Say what you will about her political choices, but Sarah Palin knows how to spot winners. She picked Scott Brown for U.S. Senate in Massachusetts, then supported Rick Perry over Kay Bailey Hutchison for governor of Texas. She endorsed Carly Fiorina, former CEO of Hewlett-Packard, for the Republican U.S. Senate nomination against uber-progressive California Democrat Barbara Boxer.
Palin's endorsement of Marco Rubio for U.S. Senate in Florida helped drive fickle Charlie Crist out of the GOP primary race. And it will be very interesting watching her campaign for Republican Pat Toomey over Democrat Joe Sestak in Pennsylvania's Senate race. But probably her most dramatic political choices this year have been Sharron Angle to face Harry Reid in Nevada and for Nikki Haley to be the next governor of South Carolina.
Some, myself included, have argued that Sarah Palin's one misstep was her decision to campaign for her 2008 running mate, Sen. John McCain, even though we all know why she did it. Personally, I hope former Congressman J.D. Hayworth defeats McCain for the nomination this year in Arizona, but it is unlikely the former Alaska Governor's political rising star will be dimmed either way. If McCain loses, it will be a mere blip in Palin's long string of victorious endorsements. If he wins, she will be credited with influencing enough Tea Party conservatives to put him over the top. Regardless, she will have a grateful incumbent in her corner.
Palin is building a stack of political markers that will become golden chits in 2012. If she is running for president, she is doing it the old fashioned way, the way Richard Nixon and Ronald Reagan did it in 1968 and 1980, respectively. After his razor-thin defeat for the presidency in 1960, Nixon followed up with his embarrassing loss for governor of California in 1962. It was after that race that he told us we "wouldn't have Dick Nixon to kick around anymore."
Six years later, he was elected President of the United States. From 1964, in the aftermath of Barry Goldwater's trouncing at the hands of Lyndon Johnson, until 1968, when he once again claimed the Republican presidential nomination, Richard Nixon campaigned relentlessly, from coast to coast, for GOP gubernatorial and congressional candidates. In the process, he helped a lot of hopefuls win public office. This translated into the grateful support of a lot of newly elected officials at the 1968 Republican Convention.
After serving two terms as governor of California and then challenging accidental President Gerald Ford in 1976, Ronald Reagan spent the next three years raising money and campaigning for Republican candidates around the country. By 1980, despite a full stable of other GOP candidates, Reagan was the favorite among conservatives, who by then had taken control of the Republican Party.
Despite yammering liberal pundits cackling about Sarah Palin's alleged lack of intelligence and qualifications, she may yet have the last laugh. She has written a best-selling book, commands six figure speaking fees, and is building up a lot of good will within the party.

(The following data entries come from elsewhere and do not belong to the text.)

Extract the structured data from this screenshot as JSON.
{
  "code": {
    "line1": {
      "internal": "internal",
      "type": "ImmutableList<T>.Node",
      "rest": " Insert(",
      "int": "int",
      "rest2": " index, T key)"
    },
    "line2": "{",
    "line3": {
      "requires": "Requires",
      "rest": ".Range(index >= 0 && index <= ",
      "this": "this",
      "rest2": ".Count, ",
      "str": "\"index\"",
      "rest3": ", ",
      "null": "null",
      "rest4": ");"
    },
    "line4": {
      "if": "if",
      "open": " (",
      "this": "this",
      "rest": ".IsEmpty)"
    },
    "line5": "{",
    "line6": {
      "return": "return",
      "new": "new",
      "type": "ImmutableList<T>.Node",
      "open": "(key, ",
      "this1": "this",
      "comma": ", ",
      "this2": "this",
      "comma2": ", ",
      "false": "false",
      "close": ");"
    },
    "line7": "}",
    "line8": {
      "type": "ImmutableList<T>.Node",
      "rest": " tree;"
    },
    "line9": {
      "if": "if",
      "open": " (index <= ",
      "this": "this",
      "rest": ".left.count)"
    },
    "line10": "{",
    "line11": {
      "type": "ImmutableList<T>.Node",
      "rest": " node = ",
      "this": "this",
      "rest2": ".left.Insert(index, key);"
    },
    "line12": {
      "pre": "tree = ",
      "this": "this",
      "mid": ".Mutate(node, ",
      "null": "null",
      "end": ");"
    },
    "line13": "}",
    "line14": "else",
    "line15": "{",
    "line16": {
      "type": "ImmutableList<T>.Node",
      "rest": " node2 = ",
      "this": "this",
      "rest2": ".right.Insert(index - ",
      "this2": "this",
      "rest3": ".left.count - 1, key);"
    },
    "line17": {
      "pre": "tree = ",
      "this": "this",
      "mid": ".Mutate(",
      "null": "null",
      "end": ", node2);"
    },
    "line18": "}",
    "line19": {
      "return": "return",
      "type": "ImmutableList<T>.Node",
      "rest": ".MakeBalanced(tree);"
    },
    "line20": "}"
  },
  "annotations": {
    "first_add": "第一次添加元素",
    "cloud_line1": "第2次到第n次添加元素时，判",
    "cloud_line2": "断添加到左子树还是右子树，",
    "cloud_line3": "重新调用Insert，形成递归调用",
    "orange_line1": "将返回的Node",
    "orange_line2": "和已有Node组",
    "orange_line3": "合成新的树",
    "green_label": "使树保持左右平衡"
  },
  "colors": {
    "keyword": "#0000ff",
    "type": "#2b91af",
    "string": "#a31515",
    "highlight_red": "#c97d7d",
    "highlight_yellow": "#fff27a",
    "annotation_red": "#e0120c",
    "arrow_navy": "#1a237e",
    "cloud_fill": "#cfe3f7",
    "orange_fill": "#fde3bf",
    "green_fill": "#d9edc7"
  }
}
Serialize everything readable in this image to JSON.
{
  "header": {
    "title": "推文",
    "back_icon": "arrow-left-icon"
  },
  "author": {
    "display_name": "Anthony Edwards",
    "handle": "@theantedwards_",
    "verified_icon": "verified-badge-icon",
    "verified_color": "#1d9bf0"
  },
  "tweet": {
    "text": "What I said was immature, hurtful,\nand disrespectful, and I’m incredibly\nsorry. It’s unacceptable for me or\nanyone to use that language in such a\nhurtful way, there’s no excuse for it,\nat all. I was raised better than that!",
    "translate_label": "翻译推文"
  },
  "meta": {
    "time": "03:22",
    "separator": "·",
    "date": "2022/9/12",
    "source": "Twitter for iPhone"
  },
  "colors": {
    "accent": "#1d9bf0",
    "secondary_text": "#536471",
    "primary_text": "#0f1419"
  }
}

But there is another reason Sarah Palin may yet emerge as the most likely candidate to win the 2012 GOP presidential nomination. The disastrous manner in which Obama and company are handling the Gulf oil spill, combined with the extremely unpopular environmental regulations they are trying to implement as a result, could very well open the door for a rival who knows a thing or two about energy policy.
The fact is that Barack Obama has never run so much as a cash register at a convenience store, and he has surrounded himself with similarly ignorant eggheads, thus making him extremely vulnerable to a challenge from someone who has, in fact, not only run a large state but also has had vast experience negotiating tough deals with oil company executives. That someone is Sarah Palin. As one of the most knowledgeable public figures in the country on the issue of energy policy, Palin can take the conservative message right into the center of the storm.